April 03, 2006
"In many stories, characters express their own views, which can be right or wrong, admirable or contemptible. When you consider such dramatic speeches, you must do considerable interpreting and evaluating yourself."
This points out the importance of reading beyond the words, not just reacting to the characters. We may disagree with or love a character, but what do we think about the use of the character in the story or the idea the author is trying to get across?
Posted by JenniferDiFulvio at April 3, 2006 04:34 PM
That's a good observation, Jennifer, and one that's particularly important given the way O'Connor uses characters who are distatesful and distorted ("grotesque") in order to make points that we are supposed to apply to our own lives.
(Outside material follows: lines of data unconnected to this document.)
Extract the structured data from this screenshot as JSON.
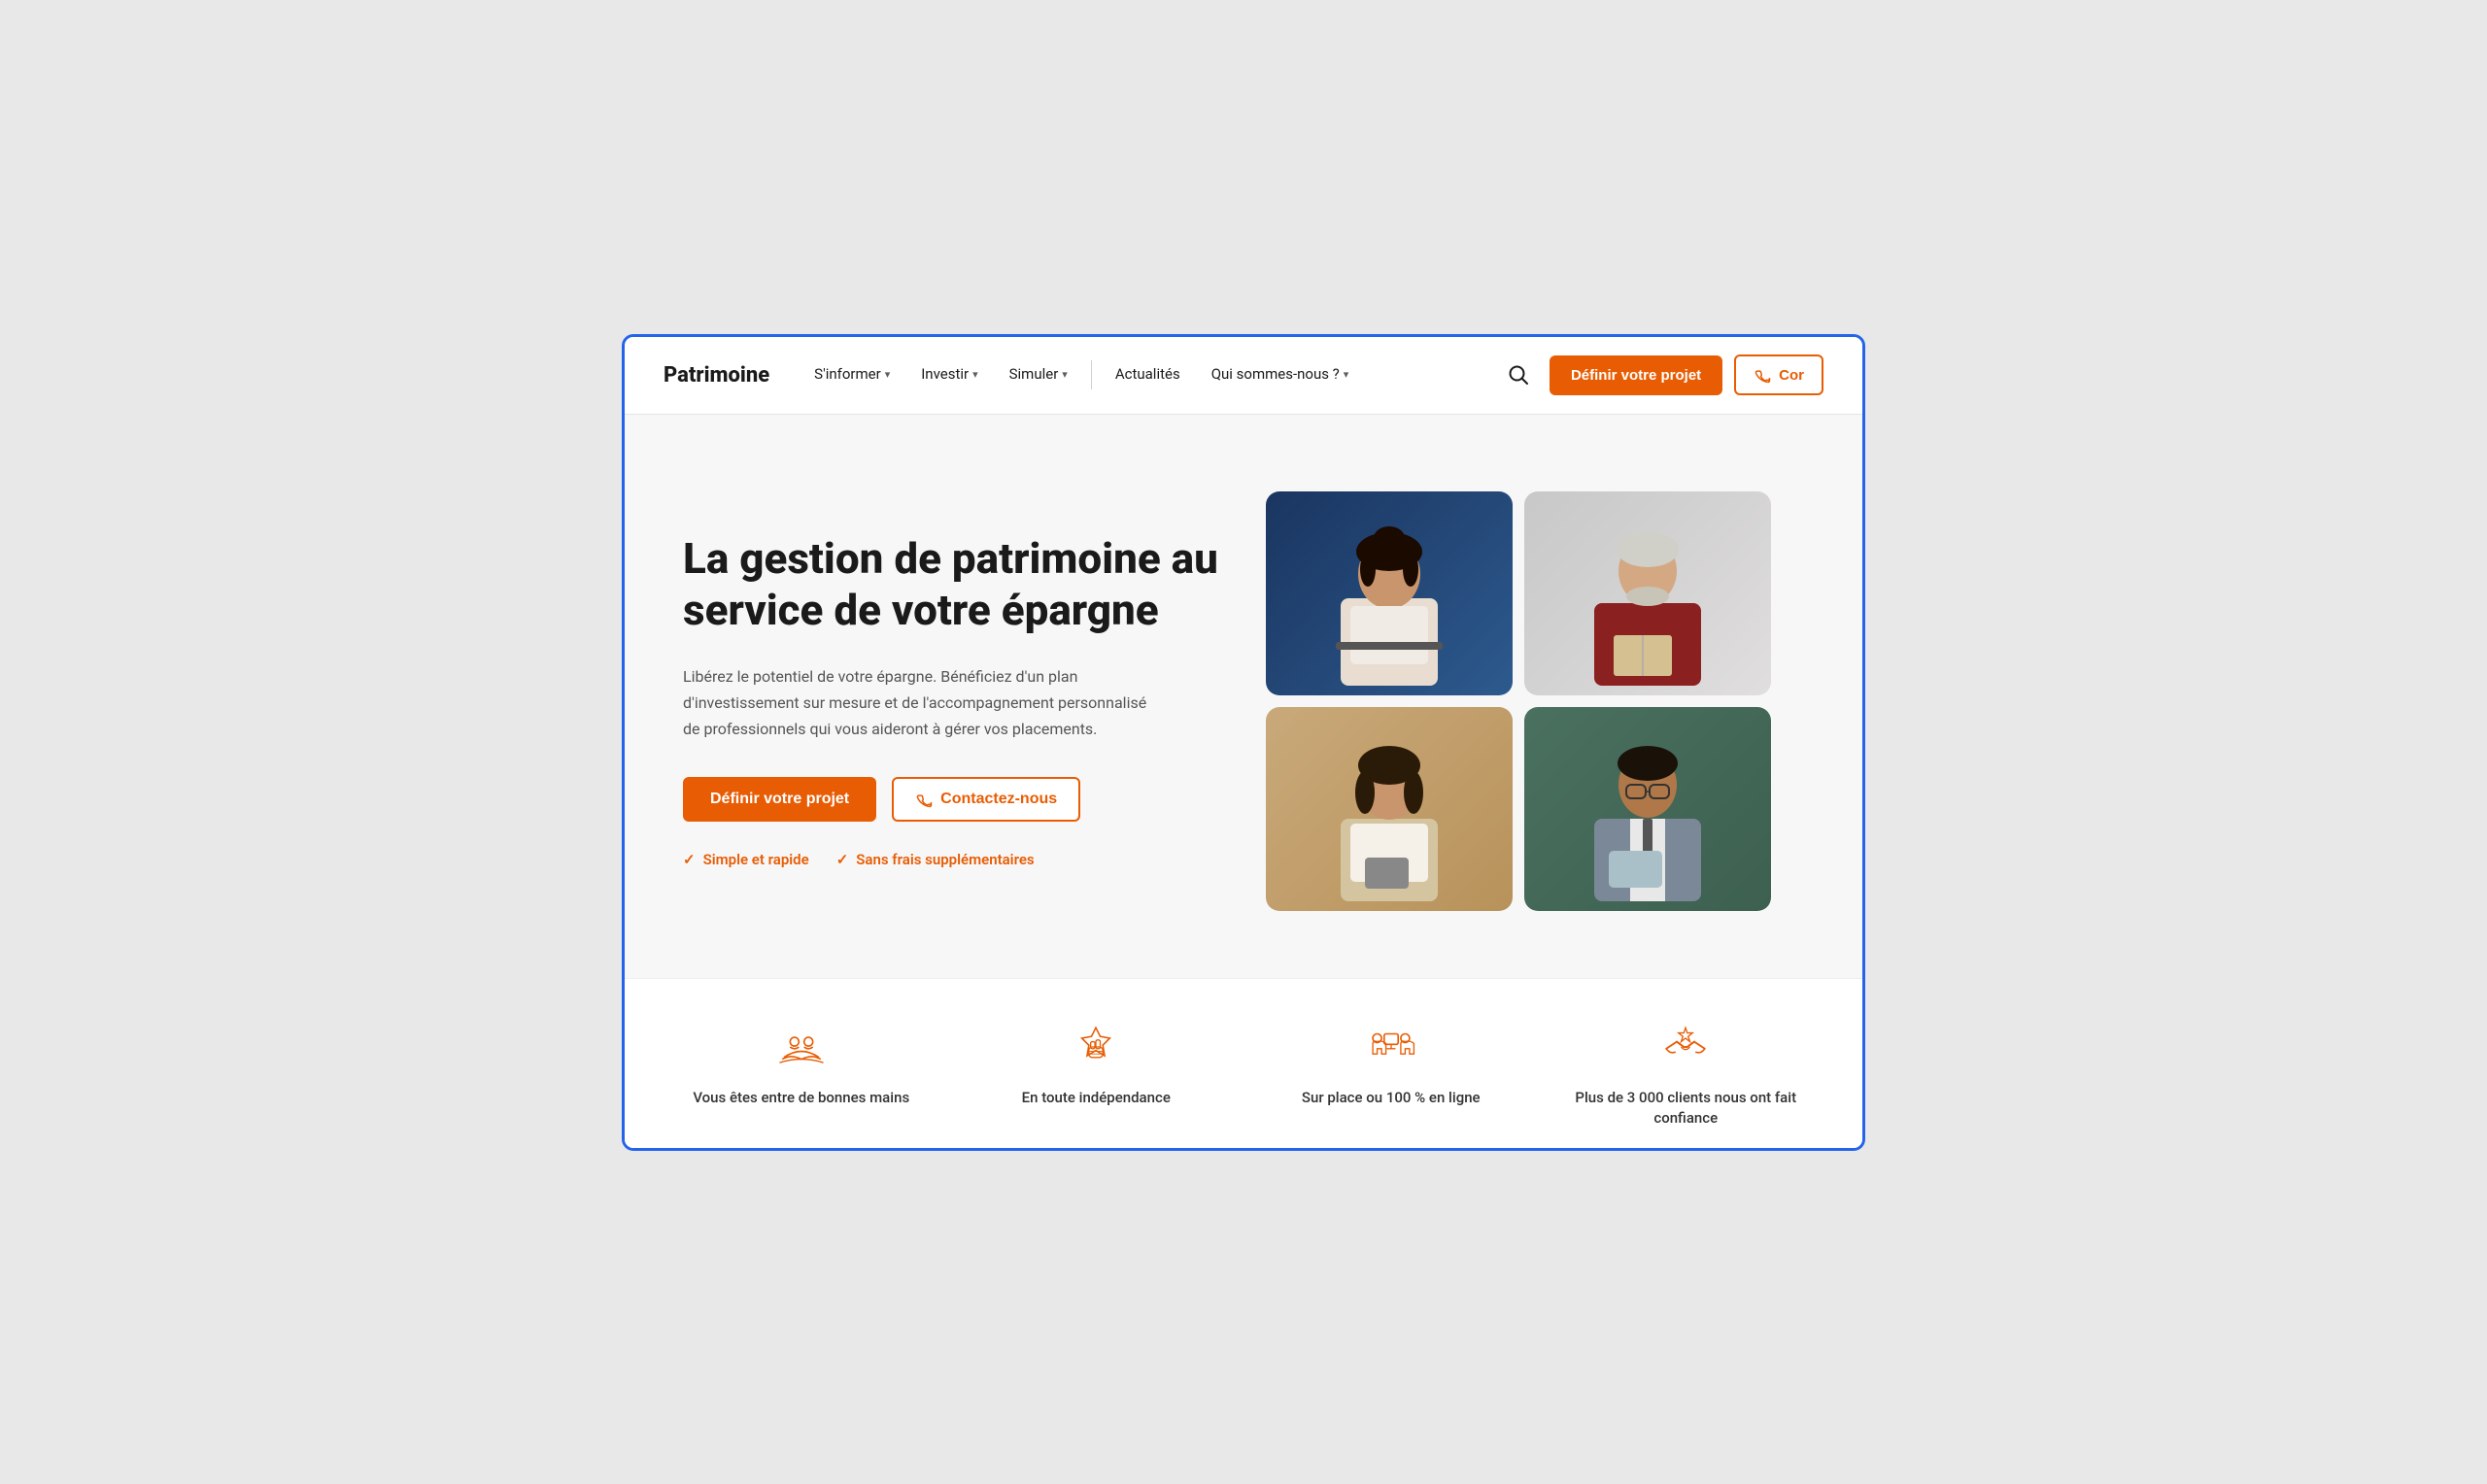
{
  "brand": {
    "logo": "Patrimoine"
  },
  "nav": {
    "items": [
      {
        "label": "S'informer",
        "has_dropdown": true
      },
      {
        "label": "Investir",
        "has_dropdown": true
      },
      {
        "label": "Simuler",
        "has_dropdown": true
      },
      {
        "label": "Actualités",
        "has_dropdown": false
      },
      {
        "label": "Qui sommes-nous ?",
        "has_dropdown": true
      }
    ],
    "cta_primary": "Définir votre projet",
    "cta_contact": "Cor"
  },
  "hero": {
    "title": "La gestion de patrimoine au service de votre épargne",
    "description": "Libérez le potentiel de votre épargne. Bénéficiez d'un plan d'investissement sur mesure et de l'accompagnement personnalisé de professionnels qui vous aideront à gérer vos placements.",
    "btn_primary": "Définir votre projet",
    "btn_contact": "Contactez-nous",
    "check1": "Simple et rapide",
    "check2": "Sans frais supplémentaires"
  },
  "stats": [
    {
      "icon": "hands-care-icon",
      "label": "Vous êtes entre de bonnes mains"
    },
    {
      "icon": "independence-icon",
      "label": "En toute indépendance"
    },
    {
      "icon": "online-icon",
      "label": "Sur place ou 100 % en ligne"
    },
    {
      "icon": "clients-icon",
      "label": "Plus de 3 000 clients nous ont fait confiance"
    }
  ],
  "colors": {
    "orange": "#e85d04",
    "dark": "#1a1a1a",
    "light_bg": "#f7f7f8"
  }
}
Posted by: Dennis G. Jerz at April 3, 2006 09:10 PM
I like the point that you made as well, it is extremely important to look beyond the words in the text!!
Posted by: Melissa Lupari at April 5, 2006 07:22 PM
Absolutely! In fact, while doing some research to help me polish my concluding paragraph for Paper 2, I came across a source which frequently used O'Connor herself as a source, and apparently she most wanted readers to understand the theme of her works and the message packaged within it rather than all of the little details.
Posted by: ChrisU at April 6, 2006 12:28 AM